As we know under double entry system, each transaction is transferred in two different ledger accounts, affecting the debit side of one and credit side of the other one.
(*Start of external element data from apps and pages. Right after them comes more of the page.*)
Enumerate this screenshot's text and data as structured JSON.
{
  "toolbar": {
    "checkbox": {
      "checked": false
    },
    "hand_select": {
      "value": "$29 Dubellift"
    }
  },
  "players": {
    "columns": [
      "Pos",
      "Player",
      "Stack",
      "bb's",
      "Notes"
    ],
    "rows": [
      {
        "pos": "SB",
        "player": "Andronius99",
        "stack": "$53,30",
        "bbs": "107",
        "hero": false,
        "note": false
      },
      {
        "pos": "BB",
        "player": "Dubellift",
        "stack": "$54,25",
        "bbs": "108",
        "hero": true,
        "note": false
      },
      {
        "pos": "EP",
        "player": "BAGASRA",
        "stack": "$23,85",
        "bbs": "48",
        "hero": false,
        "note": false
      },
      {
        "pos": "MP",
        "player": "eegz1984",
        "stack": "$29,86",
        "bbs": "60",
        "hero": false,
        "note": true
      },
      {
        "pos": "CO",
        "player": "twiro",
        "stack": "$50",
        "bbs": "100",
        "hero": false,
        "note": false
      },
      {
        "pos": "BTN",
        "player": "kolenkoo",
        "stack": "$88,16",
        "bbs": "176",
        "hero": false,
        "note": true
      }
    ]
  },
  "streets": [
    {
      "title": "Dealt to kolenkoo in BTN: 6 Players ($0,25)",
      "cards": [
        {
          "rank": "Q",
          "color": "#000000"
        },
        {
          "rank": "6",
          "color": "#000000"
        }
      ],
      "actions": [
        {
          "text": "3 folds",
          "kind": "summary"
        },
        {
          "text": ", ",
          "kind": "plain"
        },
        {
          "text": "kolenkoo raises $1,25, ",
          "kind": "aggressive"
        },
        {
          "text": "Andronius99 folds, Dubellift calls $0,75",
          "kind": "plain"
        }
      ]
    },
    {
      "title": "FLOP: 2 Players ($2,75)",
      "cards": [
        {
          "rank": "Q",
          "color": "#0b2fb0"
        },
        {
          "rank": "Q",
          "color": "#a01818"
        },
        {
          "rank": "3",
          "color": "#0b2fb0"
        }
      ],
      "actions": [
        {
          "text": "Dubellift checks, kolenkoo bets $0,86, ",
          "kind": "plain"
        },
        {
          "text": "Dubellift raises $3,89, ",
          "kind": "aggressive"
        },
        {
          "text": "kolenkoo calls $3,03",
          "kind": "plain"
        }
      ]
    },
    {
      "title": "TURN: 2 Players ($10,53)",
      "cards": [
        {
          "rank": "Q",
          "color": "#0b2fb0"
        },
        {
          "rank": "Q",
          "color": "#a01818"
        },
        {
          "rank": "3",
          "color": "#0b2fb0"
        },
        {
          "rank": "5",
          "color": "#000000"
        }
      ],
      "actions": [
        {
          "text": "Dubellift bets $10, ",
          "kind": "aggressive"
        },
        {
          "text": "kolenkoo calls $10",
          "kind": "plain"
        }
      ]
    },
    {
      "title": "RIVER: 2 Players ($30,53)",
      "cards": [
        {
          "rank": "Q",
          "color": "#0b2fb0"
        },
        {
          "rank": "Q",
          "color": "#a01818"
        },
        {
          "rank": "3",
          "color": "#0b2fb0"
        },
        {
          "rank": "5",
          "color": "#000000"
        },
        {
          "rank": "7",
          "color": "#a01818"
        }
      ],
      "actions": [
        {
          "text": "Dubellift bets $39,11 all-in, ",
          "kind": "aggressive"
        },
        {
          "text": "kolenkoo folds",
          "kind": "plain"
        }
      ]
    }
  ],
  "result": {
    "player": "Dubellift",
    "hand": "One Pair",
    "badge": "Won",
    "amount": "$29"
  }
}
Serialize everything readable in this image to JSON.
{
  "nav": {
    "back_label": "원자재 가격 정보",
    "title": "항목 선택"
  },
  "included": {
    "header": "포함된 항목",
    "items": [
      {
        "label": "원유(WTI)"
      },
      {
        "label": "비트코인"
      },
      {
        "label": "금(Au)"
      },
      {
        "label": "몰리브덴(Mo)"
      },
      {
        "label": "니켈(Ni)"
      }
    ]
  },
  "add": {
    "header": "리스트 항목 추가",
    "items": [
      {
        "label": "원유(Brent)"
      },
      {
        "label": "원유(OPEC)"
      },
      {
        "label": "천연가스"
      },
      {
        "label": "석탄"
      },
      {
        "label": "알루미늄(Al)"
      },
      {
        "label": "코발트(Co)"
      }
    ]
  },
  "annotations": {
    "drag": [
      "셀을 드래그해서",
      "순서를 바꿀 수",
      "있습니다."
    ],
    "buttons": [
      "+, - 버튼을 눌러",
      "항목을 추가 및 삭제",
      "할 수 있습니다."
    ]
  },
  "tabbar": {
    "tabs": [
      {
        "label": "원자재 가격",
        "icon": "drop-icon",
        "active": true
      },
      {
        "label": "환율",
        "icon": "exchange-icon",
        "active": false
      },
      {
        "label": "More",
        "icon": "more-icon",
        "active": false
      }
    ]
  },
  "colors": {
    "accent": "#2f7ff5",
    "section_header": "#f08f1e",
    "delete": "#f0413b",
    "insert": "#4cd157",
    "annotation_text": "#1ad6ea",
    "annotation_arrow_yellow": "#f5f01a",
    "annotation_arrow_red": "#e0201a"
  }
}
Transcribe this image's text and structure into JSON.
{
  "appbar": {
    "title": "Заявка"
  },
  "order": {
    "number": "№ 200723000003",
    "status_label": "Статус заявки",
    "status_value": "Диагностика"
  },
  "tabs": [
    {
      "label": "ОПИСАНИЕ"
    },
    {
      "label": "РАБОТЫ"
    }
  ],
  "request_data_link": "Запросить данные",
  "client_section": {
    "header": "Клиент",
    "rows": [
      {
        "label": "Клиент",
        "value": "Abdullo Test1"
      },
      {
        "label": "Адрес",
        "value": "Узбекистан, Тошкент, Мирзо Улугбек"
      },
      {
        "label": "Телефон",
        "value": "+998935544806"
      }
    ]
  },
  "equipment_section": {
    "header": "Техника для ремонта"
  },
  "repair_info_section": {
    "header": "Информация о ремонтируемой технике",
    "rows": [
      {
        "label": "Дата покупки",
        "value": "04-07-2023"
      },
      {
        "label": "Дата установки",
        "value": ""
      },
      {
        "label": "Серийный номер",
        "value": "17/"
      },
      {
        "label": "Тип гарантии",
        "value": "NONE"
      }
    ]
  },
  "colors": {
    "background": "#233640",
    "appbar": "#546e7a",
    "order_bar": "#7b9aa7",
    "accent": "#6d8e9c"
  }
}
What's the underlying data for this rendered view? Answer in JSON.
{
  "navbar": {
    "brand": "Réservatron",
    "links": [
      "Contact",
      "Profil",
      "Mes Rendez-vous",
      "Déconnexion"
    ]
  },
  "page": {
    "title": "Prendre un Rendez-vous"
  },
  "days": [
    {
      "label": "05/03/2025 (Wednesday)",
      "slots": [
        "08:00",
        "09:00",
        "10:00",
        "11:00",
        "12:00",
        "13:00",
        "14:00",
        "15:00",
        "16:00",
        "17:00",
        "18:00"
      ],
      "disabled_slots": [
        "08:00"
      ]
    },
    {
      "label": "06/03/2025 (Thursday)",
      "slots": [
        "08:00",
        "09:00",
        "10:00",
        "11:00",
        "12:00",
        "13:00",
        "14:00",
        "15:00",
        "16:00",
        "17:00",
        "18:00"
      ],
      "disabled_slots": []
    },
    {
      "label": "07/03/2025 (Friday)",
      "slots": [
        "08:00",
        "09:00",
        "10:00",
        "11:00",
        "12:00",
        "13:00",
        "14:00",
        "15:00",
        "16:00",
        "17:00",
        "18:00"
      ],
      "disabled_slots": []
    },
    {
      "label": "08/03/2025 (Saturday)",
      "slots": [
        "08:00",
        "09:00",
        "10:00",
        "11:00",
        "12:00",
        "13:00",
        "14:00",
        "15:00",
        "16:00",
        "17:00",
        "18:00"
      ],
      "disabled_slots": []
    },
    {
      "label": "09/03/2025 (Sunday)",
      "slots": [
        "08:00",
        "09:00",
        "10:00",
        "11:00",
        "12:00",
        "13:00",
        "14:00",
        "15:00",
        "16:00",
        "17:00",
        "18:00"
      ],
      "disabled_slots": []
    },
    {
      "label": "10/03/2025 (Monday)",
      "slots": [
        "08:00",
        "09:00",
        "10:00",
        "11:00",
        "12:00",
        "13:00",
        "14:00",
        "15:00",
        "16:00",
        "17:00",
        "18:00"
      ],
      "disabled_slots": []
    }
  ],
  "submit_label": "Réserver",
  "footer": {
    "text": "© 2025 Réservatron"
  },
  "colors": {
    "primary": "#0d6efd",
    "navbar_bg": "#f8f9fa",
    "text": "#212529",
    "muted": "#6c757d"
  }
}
The following procedure is followed for posting:
- Open separate ledger account for posting transactions relating to different accounts.
- Consider each transaction separately for posting purposes.
- Locate the transaction in Journals, to be posted in the ledger.
- Locate in the ledger the first account named in the journal.
- Enter the date of the transaction in the date column as per the dates of journal entry.
- In the particular column of the ledger bookse debit side, enter the name of the account credited in the journal entry with a prefix „Toe.
- In the Folio column of ledger book, enter the journal page number of which the posting is being made.
- Locate in the ledger the second account named in the journal.
- Repeat step 5.
- Enter in the credit side of the ledger in particular column, the name of the account debited with a prefix ,Bye.
- Repeat step 7.
Difference between Journal and Ledger
The Difference between Journal and Ledger can be studied through the following table:
|1. Journal is book of primary entry||1. Ledger is book of final entry|
|2. As soon as a transaction originates|
it is recorded into the journal.
|2. Transactions come into the ledger|
from the journal.
|3. All the transactions are recorded in|
|3. The transactions are categorised into|
|4. In journal narration is required and|
written in each and every entry
|4. No narration|
|5. Here the ledger folio number is|
|5. The Folio number of the journal or|
sub-journal is written.
|6. The Relevant information cannot|
be ascertained readily
|6. As the transactions of particular|
nature are grouped at one place
therefore the relevant information
can be ascertained easily.
|7. The ledgers are prepared from the|
journal and final accounts cannot
be prepared directly from a journal.
|7. Through Ledger trial balance is|
prepared which is the basis of
preparing the final accounts.
|8. The accuracy of the accounts|
books can?t be tested through
|8. The accuracy of the books is tested|
by Trail balance which is prepared
after closing of ledgers.
|9. Debit and credit amounts are|
recorded in adjacent columns.
|9. The Debit and credit are recorded in|
two different sides of different
|10. In case of journal no balancing is|
|10. In ledger is balancing is done|